(a) Elements virtually absent in plagioclase are diluted in concentration with increase in feldspar content, compared with the presumed parental magma. These include Fe, Ti, Mn, and Cu. Ratios between pairs of these elements remain essentially constant. Ratios involving these elements and elements that are included in plagioclase (such as Al/Ti or Ca/Fe) show, however, a great range of variation.
(b) Elements present in approximate equal amount in feldspar and parental magma (such as Si and Na) remain nearly constant in amount throughout.
(c) Homologous element pairs with markedly different distribution coefficients between plagioclase and magma show strong fractionation between high and low feldspar rocks; for example, K and Rb. The K/Rb ratio has a range of 500 to 750.
(d) Accumulation and subtraction of olivine has resulted in a Mg/Ni ratio increasing from 300 to 1000 with decreasing olivine content. Superimposed on this Mg/Ni distribution is the concentration-dilution trend due to plagioclase variation.
(e) Enrichment of K, Ba, Rb and P is found in lavas affected either by plagioclase or olivine removal.
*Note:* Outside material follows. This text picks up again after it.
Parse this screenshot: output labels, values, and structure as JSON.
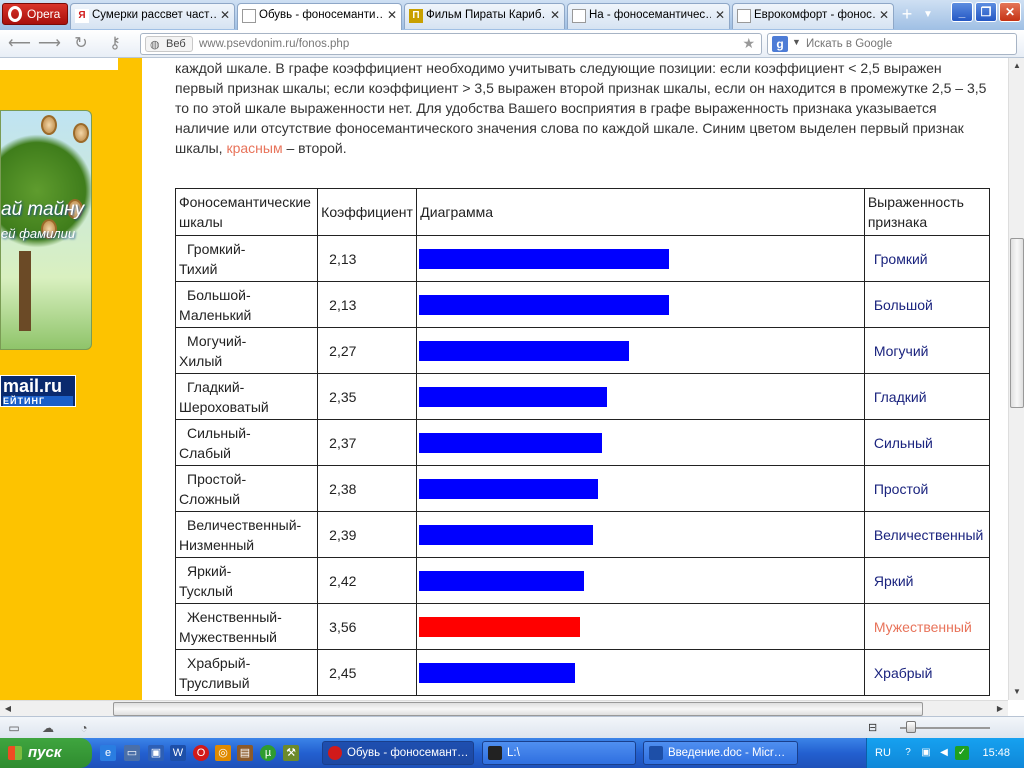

The limitations which the paleomagnetic data place on the time span of the section suggests that systematic changes (as described above) occupying sequences of as many as 12 successive lavas took place in a time perhaps as short as 200 years. This provides an estimate of the maximum rate of change of TiO2 of the order of 1 percent absolute per thousand years for some of the sequences.